Once my doctor gave me the green light, I resumed my regular workout schedule that again included my early morning running routine. On one particular frozen February morning, my mother advised me that it was seven degrees out and implored me “not to run this morning.” “I gotta go ma,” I responded. We hopped in our blue Toyota Corolla and away we went.
My mom was right. It was brutally cold out that morning. As I stepped out of the car in the Sunoco parking lot, I could see my breath fog up the air around me like smoke from a cannon. Not a soul was seen as I made my way up and down the countryside roads, hugging the snow-banked sides.
My lungs were burning and my stomach was cramping. My face was frozen and the thought of stopping and walking was clearly at the forefront of my thoughts. I had just climbed the last large hill and was in the middle of a long straight away stretch just about a mile from home when I noticed headlights coming toward me in the distance. As the lights grew closer, I could tell it was a truck. Closer and slower it came. I tightly hugged the side of the road as the truck neared. It was slowing down. No, it was stopping. As the truck reached me, I could see the window rolling down. My heart was pounding and all thoughts of pain and my current suffering had subsided. Behind the wheel was a bearded man. We locked eyes. “Go get it Waller!” he yelled as he hit the gas and sped off. Stunned by this stranger’s comment, I nodded as I backpedalled and watched his taillights fade out of sight.
I turned and ran the last mile home as hard as I could. I felt no pain and no suffering. Lingering fear over my encounter with a stranger coupled with bewilderment and an awkward sense of appreciation for this stranger’s statement carried me the rest of the way home.
One month later I would win the PIAA State Championship and become my high school’s first-ever state champion.
Pennsylvania roads aren’t paved with gold during the winter months (or anytime for that matter). And along with the snow and salt, I can guarantee you there will be failure along them. But you can also find success somewhere along the way, if you’re willing to find the daily motivation to get up and continue on that same road toward a goal that many aren’t even willing to look down.

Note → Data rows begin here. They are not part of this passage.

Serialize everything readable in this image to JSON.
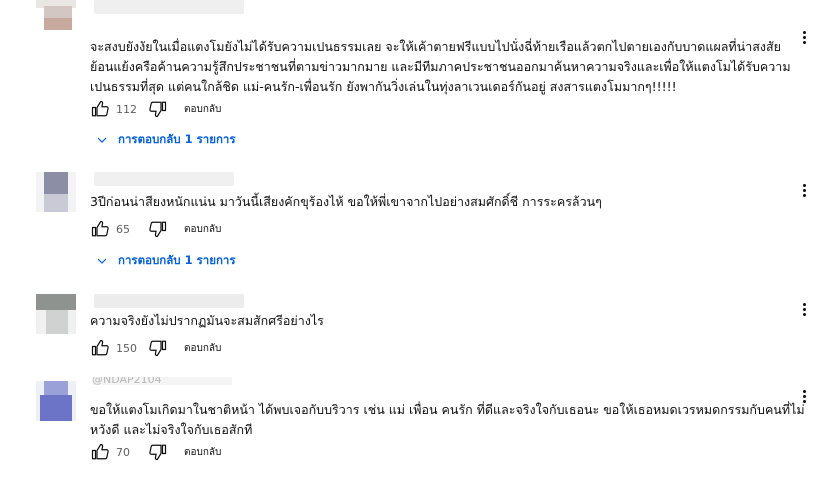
{
  "comments": [
    {
      "author": "",
      "text_lines": [
        "จะสงบยังงัยในเมื่อแตงโมยังไม่ได้รับความเปนธรรมเลย จะให้เค้าตายฟรีแบบไปนั่งฉี่ท้ายเรือแล้วตกไปตายเองกับบาดแผลที่น่าสงสัย",
        "ย้อนแย้งครือค้านความรู้สึกประชาชนที่ตามข่าวมากมาย และมีทีมภาคประชาชนออกมาค้นหาความจริงและเพื่อให้แตงโมได้รับความ",
        "เปนธรรมที่สุด แต่คนใกล้ชิด แม่-คนรัก-เพื่อนรัก ยังพากันวิ่งเล่นในทุ่งลาเวนเดอร์กันอยู่  สงสารแตงโมมากๆ!!!!!"
      ],
      "likes": "112",
      "reply_label": "ตอบกลับ",
      "replies_label": "การตอบกลับ 1 รายการ"
    },
    {
      "author": "",
      "text_lines": [
        "3ปีก่อนน่าสียงหนักแน่น มาวันนี้เสียงคักขุร้องไห้ ขอให้พี่เขาจากไปอย่างสมศักดิ์ชี การระครล้วนๆ"
      ],
      "likes": "65",
      "reply_label": "ตอบกลับ",
      "replies_label": "การตอบกลับ 1 รายการ"
    },
    {
      "author": "",
      "text_lines": [
        "ความจริงยังไม่ปรากฏมันจะสมสักศรีอย่างไร"
      ],
      "likes": "150",
      "reply_label": "ตอบกลับ"
    },
    {
      "author": "@NDAP2104",
      "text_lines": [
        "ขอให้แตงโมเกิดมาในชาติหน้า ได้พบเจอกับบริวาร เช่น แม่ เพื่อน คนรัก ที่ดีและจริงใจกับเธอนะ  ขอให้เธอหมดเวรหมดกรรมกับคนที่ไม่",
        "หวังดี และไม่จริงใจกับเธอสักที"
      ],
      "likes": "70",
      "reply_label": "ตอบกลับ"
    }
  ],
  "colors": {
    "link_blue": "#065fd4",
    "text": "#0f0f0f",
    "meta": "#606060"
  },
  "icons": {
    "like": "thumbs-up-icon",
    "dislike": "thumbs-down-icon",
    "menu": "more-vert-icon",
    "expand": "chevron-down-icon"
  }
}
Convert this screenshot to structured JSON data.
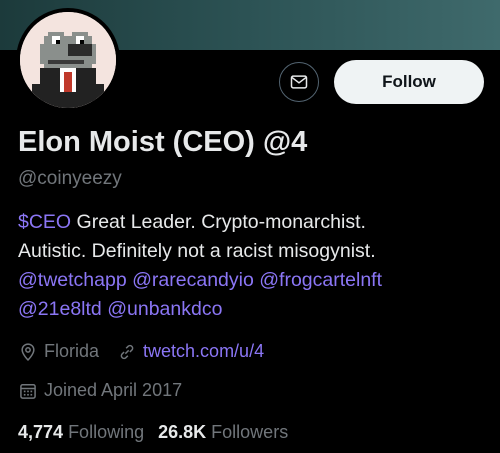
{
  "profile": {
    "name": "Elon Moist (CEO) @4",
    "handle": "@coinyeezy",
    "follow_label": "Follow"
  },
  "bio": {
    "line1_cashtag": "$CEO",
    "line1_text": " Great Leader. Crypto-monarchist.",
    "line2_text": "Autistic. Definitely not a racist misogynist.",
    "mentions_line3": [
      "@twetchapp",
      "@rarecandyio",
      "@frogcartelnft"
    ],
    "mentions_line4": [
      "@21e8ltd",
      "@unbankdco"
    ]
  },
  "meta": {
    "location": "Florida",
    "website": "twetch.com/u/4",
    "joined": "Joined April 2017"
  },
  "stats": {
    "following_count": "4,774",
    "following_label": "Following",
    "followers_count": "26.8K",
    "followers_label": "Followers"
  },
  "icons": {
    "message": "mail-icon",
    "location": "location-pin-icon",
    "website": "link-icon",
    "joined": "calendar-icon"
  },
  "colors": {
    "background": "#000000",
    "link": "#8b76f5",
    "secondary_text": "#71767b",
    "primary_text": "#e7e9ea",
    "follow_button_bg": "#eff3f4"
  }
}
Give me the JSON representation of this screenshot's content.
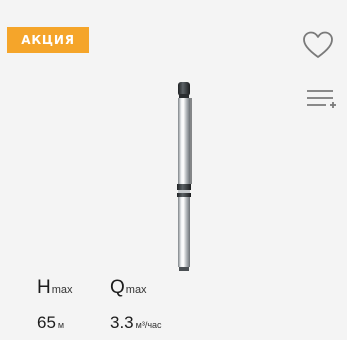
{
  "badge": {
    "label": "АКЦИЯ"
  },
  "icons": {
    "favorite": "heart-icon",
    "compare": "compare-list-icon"
  },
  "colors": {
    "badge": "#f5a52a",
    "background": "#f4f4f4",
    "icon": "#7a7a7a"
  },
  "specs": {
    "head": {
      "symbol": "H",
      "subscript": "max",
      "value": "65",
      "unit": "м"
    },
    "flow": {
      "symbol": "Q",
      "subscript": "max",
      "value": "3.3",
      "unit": "м³/час"
    }
  }
}
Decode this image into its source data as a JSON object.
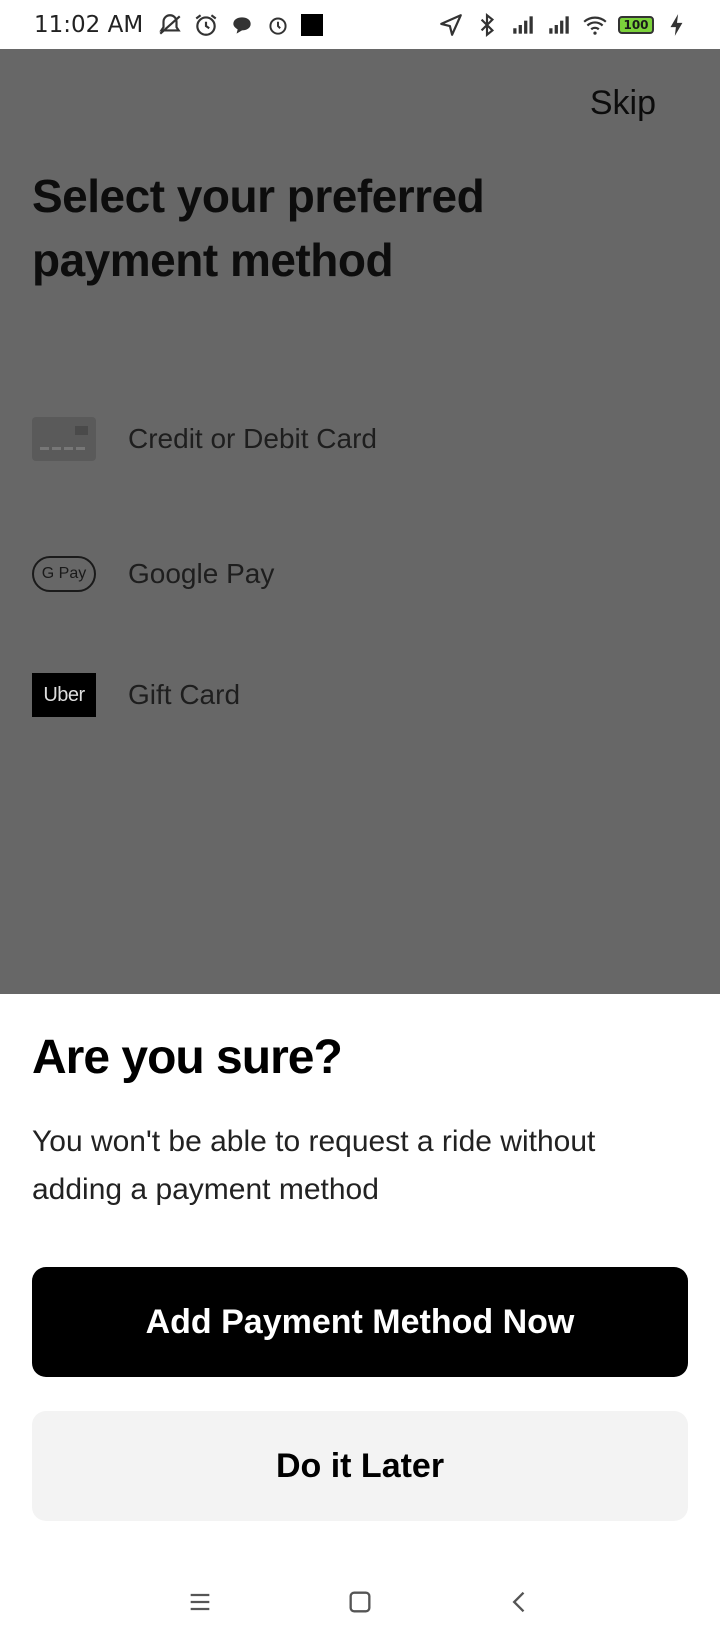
{
  "status_bar": {
    "time": "11:02 AM",
    "battery": "100",
    "icons_left": [
      "muted-bell-icon",
      "alarm-icon",
      "chat-bubble-icon",
      "alarm-outline-icon",
      "black-square-icon"
    ],
    "icons_right": [
      "location-arrow-icon",
      "bluetooth-icon",
      "signal-icon",
      "signal-icon",
      "wifi-icon",
      "battery-icon",
      "charging-icon"
    ]
  },
  "background": {
    "skip_label": "Skip",
    "title": "Select your preferred payment method",
    "options": [
      {
        "label": "Credit or Debit Card",
        "icon": "credit-card-icon"
      },
      {
        "label": "Google Pay",
        "icon": "google-pay-icon",
        "icon_text": "G Pay"
      },
      {
        "label": "Gift Card",
        "icon": "uber-gift-card-icon",
        "icon_text": "Uber"
      }
    ]
  },
  "sheet": {
    "title": "Are you sure?",
    "body": "You won't be able to request a ride without adding a payment method",
    "primary_button": "Add Payment Method Now",
    "secondary_button": "Do it Later"
  },
  "colors": {
    "overlay": "#676767",
    "primary_button_bg": "#000000",
    "secondary_button_bg": "#f3f3f3",
    "battery_fill": "#7cd23b"
  },
  "nav_bar": {
    "icons": [
      "menu-icon",
      "home-square-icon",
      "back-chevron-icon"
    ]
  }
}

On that freezing February morning, a stranger had taken away my pain and doubt, and filled me with a sense of motivation (not to mention fear!). He didn’t know me, but he knew what road I was on. One filled with potholes full of failure, disappointment, and shortcomings. But he was kind (or crazy) enough to stop and let me know that my journey wasn’t going unnoticed and that he too wanted his town’s first state champion. I never found out whom that bearded man was but I’m glad he was there that morning.
Throughout my coaching career, I have been blessed to coach NCAA Champions, All-Americans, and U.S. World and Olympic Team members. All of them pulled motivation from different areas of their lives. Whether it was faith, family, past failures, or their community, they all found it. They found it everyday and for every workout.
The whereabouts of my PIAA State medals are unknown. I lost track of them. It doesn’t really matter. Medals and trophies don’t define your success. Experiences do. Everyone takes their own individual and unique path toward their goals. And whatever those goals are, it’s going to take a tremendous amount of motivation to get there. Don’t be afraid to look in stranger places to add more fuel to your fire. Because you never know where your next challenge will come from and who or what it might be.